Therapists are all about the process of change for their clients. Now, the therapist must be open to the change technology brings to the therapeutic process. Yes, it can seem overwhelming to keep up. Think of it as a lifelong learning opportunity. The key is being positive in this process.  Proactive behavior will help your adjustment to the changes in our digital lives.

2. Just Ask.

The assessment process needs to include questions about how the client uses technology, what types of digital tools or apps they use, and how often. Children, adolescents, and less digitally literate clients are especially vulnerable to the challenges of this technological age. The more tech savvy the client, the more the therapist needs to up their game. A thorough technology assessment can be found here. (h)

3. Do your homework. 

Every therapist should keep up-to-date on problems or solutions present with their client populations regarding technology. Are you referring clients to apps which have been discontinued? How is Twitch impacting teens? What are normal vs. abnormal behaviors for social media use? Be aware of news items when scrolling online and their impact on your clients. A mindfulness approach to interpreting tech stories will help you in translating information to practice. Areas to keep informed about include privacy, health and wellness, bullying, gaming, evidence-based apps, disparities, and risks of use. Be sure to google these topics or click on these stories. A therapist can curate their feed by Googling this information, signing up for a tech newsfeed, or clicking on related news links. The information will come right to your social media feed.
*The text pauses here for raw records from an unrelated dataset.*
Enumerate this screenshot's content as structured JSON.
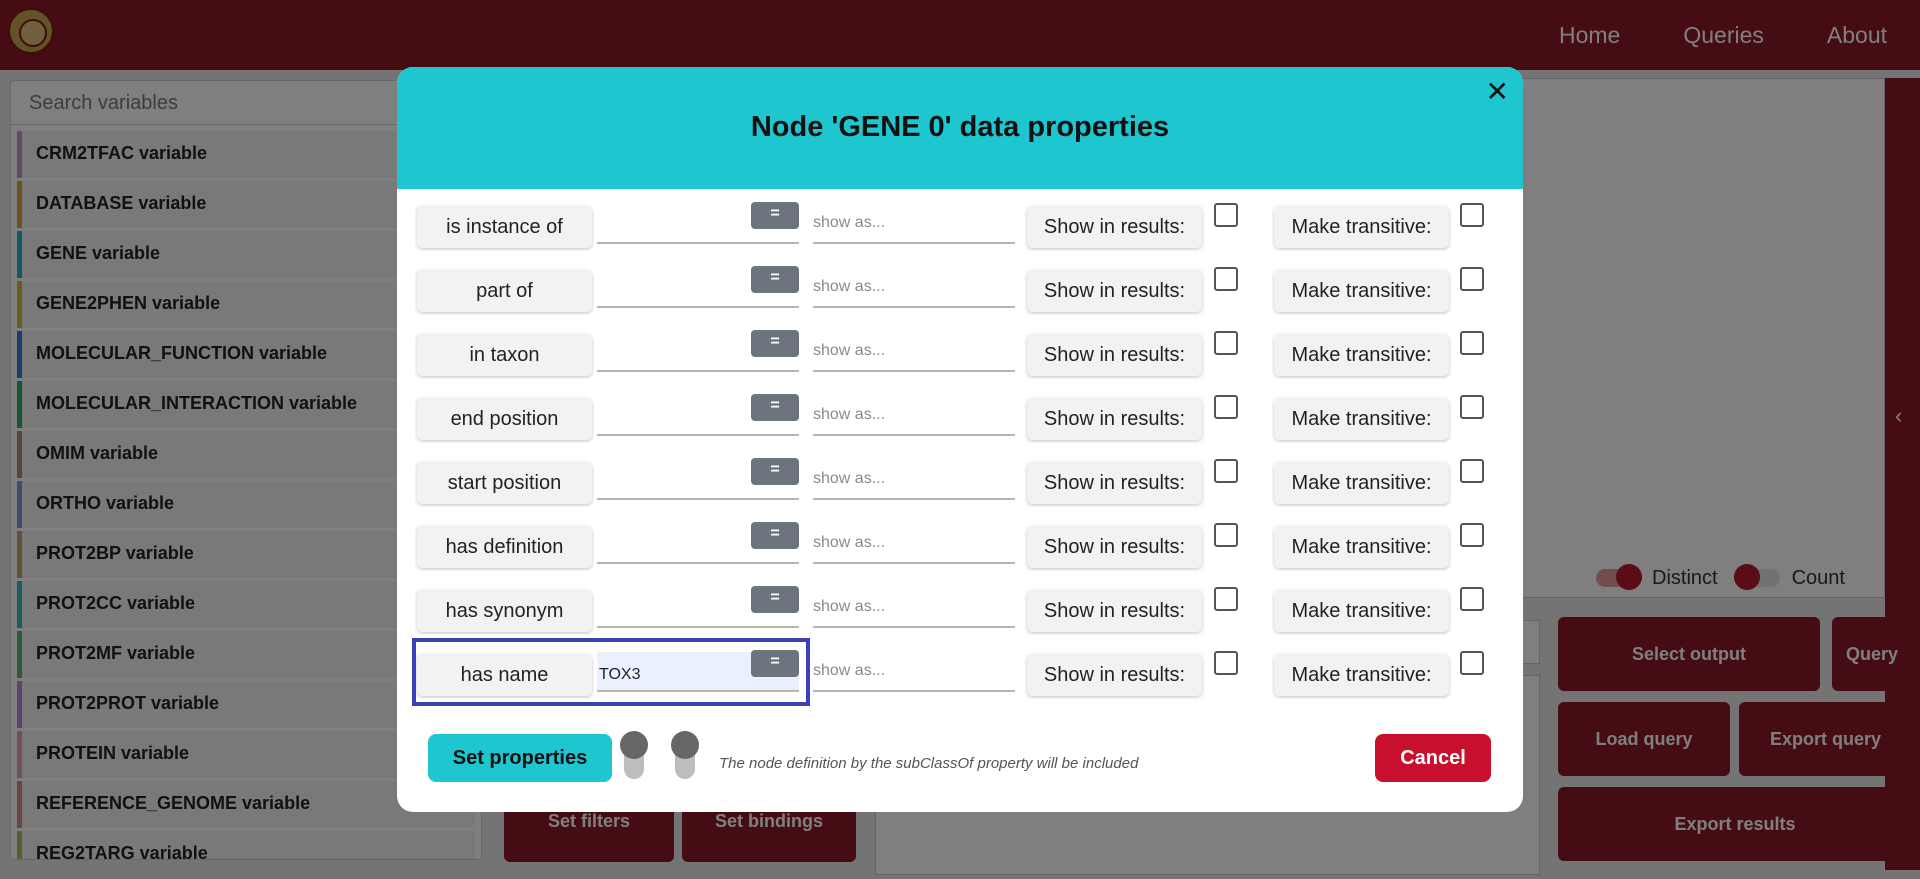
{
  "navbar": {
    "links": [
      "Home",
      "Queries",
      "About"
    ]
  },
  "sidebar": {
    "search_placeholder": "Search variables",
    "items": [
      {
        "label": "CRM2TFAC variable",
        "color": "#c98fd6"
      },
      {
        "label": "DATABASE variable",
        "color": "#d9a53a"
      },
      {
        "label": "GENE variable",
        "color": "#1eb7c0"
      },
      {
        "label": "GENE2PHEN variable",
        "color": "#d6b73a"
      },
      {
        "label": "MOLECULAR_FUNCTION variable",
        "color": "#3a7bd6"
      },
      {
        "label": "MOLECULAR_INTERACTION variable",
        "color": "#2fae6a"
      },
      {
        "label": "OMIM variable",
        "color": "#b8886a"
      },
      {
        "label": "ORTHO variable",
        "color": "#7e9bd6"
      },
      {
        "label": "PROT2BP variable",
        "color": "#c2a36a"
      },
      {
        "label": "PROT2CC variable",
        "color": "#3ab8c0"
      },
      {
        "label": "PROT2MF variable",
        "color": "#5fae7a"
      },
      {
        "label": "PROT2PROT variable",
        "color": "#b38ad6"
      },
      {
        "label": "PROTEIN variable",
        "color": "#e0a3a8"
      },
      {
        "label": "REFERENCE_GENOME variable",
        "color": "#d98a8f"
      },
      {
        "label": "REG2TARG variable",
        "color": "#a0c060"
      }
    ]
  },
  "toggles": {
    "distinct_label": "Distinct",
    "count_label": "Count"
  },
  "actions": {
    "select_output": "Select output",
    "query": "Query",
    "load_query": "Load query",
    "export_query": "Export query",
    "export_results": "Export results",
    "set_filters": "Set filters",
    "set_bindings": "Set bindings"
  },
  "modal": {
    "title": "Node 'GENE 0' data properties",
    "close_glyph": "✕",
    "eq_label": "=",
    "show_as_placeholder": "show as...",
    "show_in_results_label": "Show in results:",
    "make_transitive_label": "Make transitive:",
    "rows": [
      {
        "label": "is instance of",
        "value": ""
      },
      {
        "label": "part of",
        "value": ""
      },
      {
        "label": "in taxon",
        "value": ""
      },
      {
        "label": "end position",
        "value": ""
      },
      {
        "label": "start position",
        "value": ""
      },
      {
        "label": "has definition",
        "value": ""
      },
      {
        "label": "has synonym",
        "value": ""
      },
      {
        "label": "has name",
        "value": "TOX3"
      }
    ],
    "set_properties_label": "Set properties",
    "note": "The node definition by the subClassOf property will be included",
    "cancel_label": "Cancel"
  }
}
One way to keep informed about evidence-based apps and digital health is by following PsyberGuide by subscribing to our newsletter.

4. What is the risk?

Technology behaviors not only present a risk to our clients, but the same risks apply to ourselves as therapists.  Education about data breaches, manipulation, bullying, privacy/confidentiality issues and ethical problems enhance the protection of your clients and your practice. If a negative behavior is videotaped or screen shot is taken, a post can go viral and ruin a career. Keep up to date with your technology ethics training to protect your practice. Checking privacy settings and developing a personal code of ethical online behavior help mitigate your risk.  Therapists can never be 100% risk free, but developing policies and procedures for your practice will strengthen ethical issues which may arise.

Knowing everything about technology is not the answer, understanding how to integrate the appropriate technology ethically is the answer.  What can you do to be a tech savvy therapist? Read a selection of professional therapy organizations code of technology ethics. Hire a tech consultant. Start a consultation group for tech integrating therapists. Ask for help from your supervisor. Visit websites like PsyberGuide, and curate articles on topics of technology and clinical practice. Following any of these suggestions will empower you to be an ethical tech savvy therapist.